Dan Ennis CEO

Modern distributed denial-of-service (DDoS) attackers are leveraging the convenience of the cloud to access the computing power required to execute “mega” DDoS attacks. The consequence of a DDoS attack on a business can be far reaching and directly contributes to significant revenue loss, customer data breaches and damage to brand reputation.

However, many businesses today still believe that “it will never happen to me” and often do the bare minimum to protect their web systems and applications from such attacks. Understanding the motivation behind a DDoS attack can be helpful in determining the risk to your business as DDoS attacks become a growing problem in frequency and size.


  • Financial motivations: The most prevalent motivation behind an attack is financial gain. Cybercriminals are able to ransom or extort businesses with unprotected web systems and applications who want to avoid being attacked or wish to stop an attack. Often requesting hard to acquire bitcoins as payment with the ransom being increased by the day if a business can’t pay. This can lead to hours, if not days of downtime of e-commerce and other business critical applications.

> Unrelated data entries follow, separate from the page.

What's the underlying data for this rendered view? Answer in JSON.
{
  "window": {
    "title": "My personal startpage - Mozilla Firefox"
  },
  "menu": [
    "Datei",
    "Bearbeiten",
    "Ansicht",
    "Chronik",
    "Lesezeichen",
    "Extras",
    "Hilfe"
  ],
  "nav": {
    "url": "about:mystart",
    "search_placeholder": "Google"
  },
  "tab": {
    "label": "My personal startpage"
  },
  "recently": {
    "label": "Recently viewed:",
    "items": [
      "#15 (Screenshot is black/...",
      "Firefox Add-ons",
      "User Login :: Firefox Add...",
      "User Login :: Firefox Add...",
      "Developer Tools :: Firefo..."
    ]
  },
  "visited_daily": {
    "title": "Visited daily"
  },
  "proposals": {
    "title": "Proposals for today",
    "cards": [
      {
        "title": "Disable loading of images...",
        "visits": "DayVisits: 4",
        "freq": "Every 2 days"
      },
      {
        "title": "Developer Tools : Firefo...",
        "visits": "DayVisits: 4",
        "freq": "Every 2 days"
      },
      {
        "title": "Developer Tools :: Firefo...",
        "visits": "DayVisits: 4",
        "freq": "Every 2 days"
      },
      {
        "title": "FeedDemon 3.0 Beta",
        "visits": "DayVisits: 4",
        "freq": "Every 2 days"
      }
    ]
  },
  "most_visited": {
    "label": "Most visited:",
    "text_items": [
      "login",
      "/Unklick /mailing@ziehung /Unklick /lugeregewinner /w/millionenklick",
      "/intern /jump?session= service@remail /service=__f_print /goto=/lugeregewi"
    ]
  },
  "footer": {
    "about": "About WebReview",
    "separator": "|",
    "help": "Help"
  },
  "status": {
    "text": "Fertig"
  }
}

  • Non-financial motivations: Of the many non-financial reasons a cybercriminal might launch an attack the most common include a protest or “hacktivism” against a business practice or organizations whose ideologies differ from theirs. For example, groups such as Anonymous have been known to attack businesses who have been affiliated with political candidates, have been deemed to be controlling the internet and even medical organizations for what they feel is questionable medical care of minors.


  • Cover for targeted attacks: Another motivation that we are seeing more frequently is that a DDoS attack is used as cover for other more sophisticated targeted attacks. According to a Computer Weekly article published in October 2016, “The majority of DDoS attacks (53%) resulted in additional compromise, including viruses (46%), ransomeware (15%) and other malware (37%).” This same report found that 21% of these attacks resulted in customer data theft.


These top three motivations, along with a variety of other reasons, could be what brings down virtually any business, of any size, as it becomes easier for cyber criminals to access resources to launch a volumetric DDoS attack.

How to protect your business

Even as more businesses are turning to DDoS mitigation products and services, many are finding that conventional methods of inspecting all incoming traffic and relying on filtering or traffic anomaly detection cannot match the scale or sophistication of today’s DDoS attackers.

The Cloud-DMZ web security architecture takes a completely different approach to DDoS mitigation by processing web systems to first understand that application and how users access information, and then creating an agile replica of the original site to respond instantly to requests and eliminating the need for back-end processing. This secure replica is deployed in the cloud and can easily scale when a volumetric attack grows. As a result, Cloud-DMZ can easily contain any level of DDoS attack without impacting user experience and with virtually no attention from internal IT or security teams.

To learn more about Cloud-DMZ and DDoS mitigation click here.